While Rafa revelled in his 22nd Masters title, Roger Federer is obviously not right. I don't want to make too much of a thing about this - I perhaps overstated the situation concerning Rafa's knee before he played on hard courts at Indian Wells - but Federer's back is clearly an ongoing problem, and something he is having to manage.
Maybe it is less manageable than it was - that is what I was sensing at Indian Wells. There is a question mark looming there: Roger has never given much away about his training regime.
He always wears this warming shirt for the back. It has been a problem for him for at least a year. But how severe is it? Only he knows.
I am wary of making predictions regarding medical conditions after I got Rafa wrong: I thought it was a mistake for him to go to Indian Wells, but it clearly wasn't.
Now the Spaniard can rest and practise on clay. He looks almost a certainty to win the French Open. Unless there is a repercussion of the knee problem, you wouldn't look to anybody else.
There will be a lot of attractive odds on other players.
It will be interesting to see how Andy Murray does on the clay this summer. He has gradually improved on the surface he trained on as a kid, and must hope to make more of an impact.
I think Juan Martin del Potro has come into the mix as the fifth player who can challenge the established order while David Ferrer has perhaps predictably tailed off a bit so far this year having overachieved over the past few seasons.
In saying that, it remains a source of amusement how the women's game is derided with critics wondering what state the game is in when Serena Williams comes back from months off to win a tournament, and now Rafa has done exactly the same.
So what does that say about the men's game?

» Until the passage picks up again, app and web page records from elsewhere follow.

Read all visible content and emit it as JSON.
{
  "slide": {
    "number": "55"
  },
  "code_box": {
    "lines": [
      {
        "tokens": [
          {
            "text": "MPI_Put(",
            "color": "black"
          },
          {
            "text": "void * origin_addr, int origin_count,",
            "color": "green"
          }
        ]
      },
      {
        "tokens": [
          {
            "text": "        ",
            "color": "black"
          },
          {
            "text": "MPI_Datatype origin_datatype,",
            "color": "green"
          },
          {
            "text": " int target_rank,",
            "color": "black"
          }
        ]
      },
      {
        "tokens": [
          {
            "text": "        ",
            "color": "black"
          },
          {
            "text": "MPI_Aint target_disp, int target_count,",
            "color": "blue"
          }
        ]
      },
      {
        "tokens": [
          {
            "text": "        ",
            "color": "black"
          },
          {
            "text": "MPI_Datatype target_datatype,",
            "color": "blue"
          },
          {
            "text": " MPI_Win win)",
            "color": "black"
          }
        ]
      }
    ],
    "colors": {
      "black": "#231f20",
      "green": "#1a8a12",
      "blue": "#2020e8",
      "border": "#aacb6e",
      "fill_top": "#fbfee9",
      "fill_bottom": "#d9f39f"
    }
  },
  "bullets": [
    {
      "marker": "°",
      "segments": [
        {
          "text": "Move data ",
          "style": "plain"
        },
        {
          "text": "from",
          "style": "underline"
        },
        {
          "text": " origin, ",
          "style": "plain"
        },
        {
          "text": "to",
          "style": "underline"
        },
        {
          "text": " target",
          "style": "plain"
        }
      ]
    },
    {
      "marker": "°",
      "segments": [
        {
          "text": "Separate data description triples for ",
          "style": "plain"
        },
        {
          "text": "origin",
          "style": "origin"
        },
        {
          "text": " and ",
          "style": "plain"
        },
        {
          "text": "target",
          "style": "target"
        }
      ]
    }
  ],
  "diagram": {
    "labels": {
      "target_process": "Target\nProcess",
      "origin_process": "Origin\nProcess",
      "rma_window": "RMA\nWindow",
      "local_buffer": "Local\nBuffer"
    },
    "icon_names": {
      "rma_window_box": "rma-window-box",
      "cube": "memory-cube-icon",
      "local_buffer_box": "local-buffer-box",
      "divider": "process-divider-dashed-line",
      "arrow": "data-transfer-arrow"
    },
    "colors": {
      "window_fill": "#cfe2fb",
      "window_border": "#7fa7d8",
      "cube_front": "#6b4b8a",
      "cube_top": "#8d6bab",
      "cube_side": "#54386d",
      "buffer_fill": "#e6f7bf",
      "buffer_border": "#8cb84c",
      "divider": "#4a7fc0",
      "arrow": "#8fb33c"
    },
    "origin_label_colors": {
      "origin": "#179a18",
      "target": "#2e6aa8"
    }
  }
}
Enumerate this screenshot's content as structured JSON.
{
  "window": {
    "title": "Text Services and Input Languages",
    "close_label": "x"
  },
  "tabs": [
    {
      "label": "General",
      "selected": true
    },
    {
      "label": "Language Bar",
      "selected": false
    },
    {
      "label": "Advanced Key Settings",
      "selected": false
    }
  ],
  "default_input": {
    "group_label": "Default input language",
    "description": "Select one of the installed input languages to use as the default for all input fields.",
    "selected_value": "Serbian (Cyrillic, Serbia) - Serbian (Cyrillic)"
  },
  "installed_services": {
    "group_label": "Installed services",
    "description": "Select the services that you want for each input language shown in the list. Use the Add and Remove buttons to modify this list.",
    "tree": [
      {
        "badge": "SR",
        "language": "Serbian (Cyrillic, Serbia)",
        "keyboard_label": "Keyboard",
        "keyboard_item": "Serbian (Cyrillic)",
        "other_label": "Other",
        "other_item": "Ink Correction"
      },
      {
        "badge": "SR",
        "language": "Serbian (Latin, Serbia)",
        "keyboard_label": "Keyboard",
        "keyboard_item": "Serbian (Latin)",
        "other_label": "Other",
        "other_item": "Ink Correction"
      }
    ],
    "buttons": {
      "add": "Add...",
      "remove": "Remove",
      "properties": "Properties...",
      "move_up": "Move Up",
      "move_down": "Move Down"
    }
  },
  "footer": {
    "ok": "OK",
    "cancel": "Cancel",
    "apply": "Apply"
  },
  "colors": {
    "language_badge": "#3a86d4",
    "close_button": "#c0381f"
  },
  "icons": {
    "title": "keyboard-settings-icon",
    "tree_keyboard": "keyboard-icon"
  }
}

Of course, Federer was injured and Rafa didn't have to play Novak Djokovic or Murray, but it was an achievement of some note to come back on a surface that is not his best to win so soon.
Rafa doesn't look like he is going to have to scurry away clutching that left knee any time soon.
That can only make for an exciting summer ahead with the very best giving of their very best at the biggest tournaments. Let's hope Roger's back problem sorts itself out.
Sharapova success - but Serena Williams should master this season's Slams
It was a pleasant experience for Maria Sharapova in winning the women's title in Indian Wells, but Caroline Wozniacki was always unlikely to trouble her in the final.
Wozniacki is playing a bit better in recent times, but she can't really hurt the top women when they are at the top of their form.
When Sharapova doesn't feel threatened by an opponent, she can relax and let her powerful hitting do the talking.
The only problem for Sharapova is the erratic nature of her serve, but that held up well throughout the tournament and she looked in very good form.
Despite that success, I don't think she is going to trouble Serena Williams if the American player's head is right. Serena remains comfortably the best in the world, but there is not much between Sharapova and Victoria Azarenka.
Azarenka is probably second behind Serena, but is not that much ahead of Sharapova.
It is all about Grand Slams for those three now, but I would make Serena favourite to win the French Open if she is in the mood.
Of course, she is always liable to throw in the odd shocking performance like losing to Sloane Stephens in the Australian Open quarter-finals - but Azarenka and Sharapova must continue to go about their business and hope for that type of performance from Williams to boost their hopes.
Despite winning 15 Grand Slams, Serena sometimes falls asleep during matches then panics. That happens to some players when they get older. They think they can manage those moments, but are instead governed by them.
When something goes wrong in a Grand Slam, Serena can go from super confident to panic mode - and self-doubt suddenly creeps in.
Stephens is nowhere near the player Williams is and it was a similar situation against Virginie Razzano in the first round of Roland Garros last year when Serena panicked for no apparent reason.
If her head is in the right place and she is fit, which she has been, Serena starts a strong favourite in all of the big tournaments this season.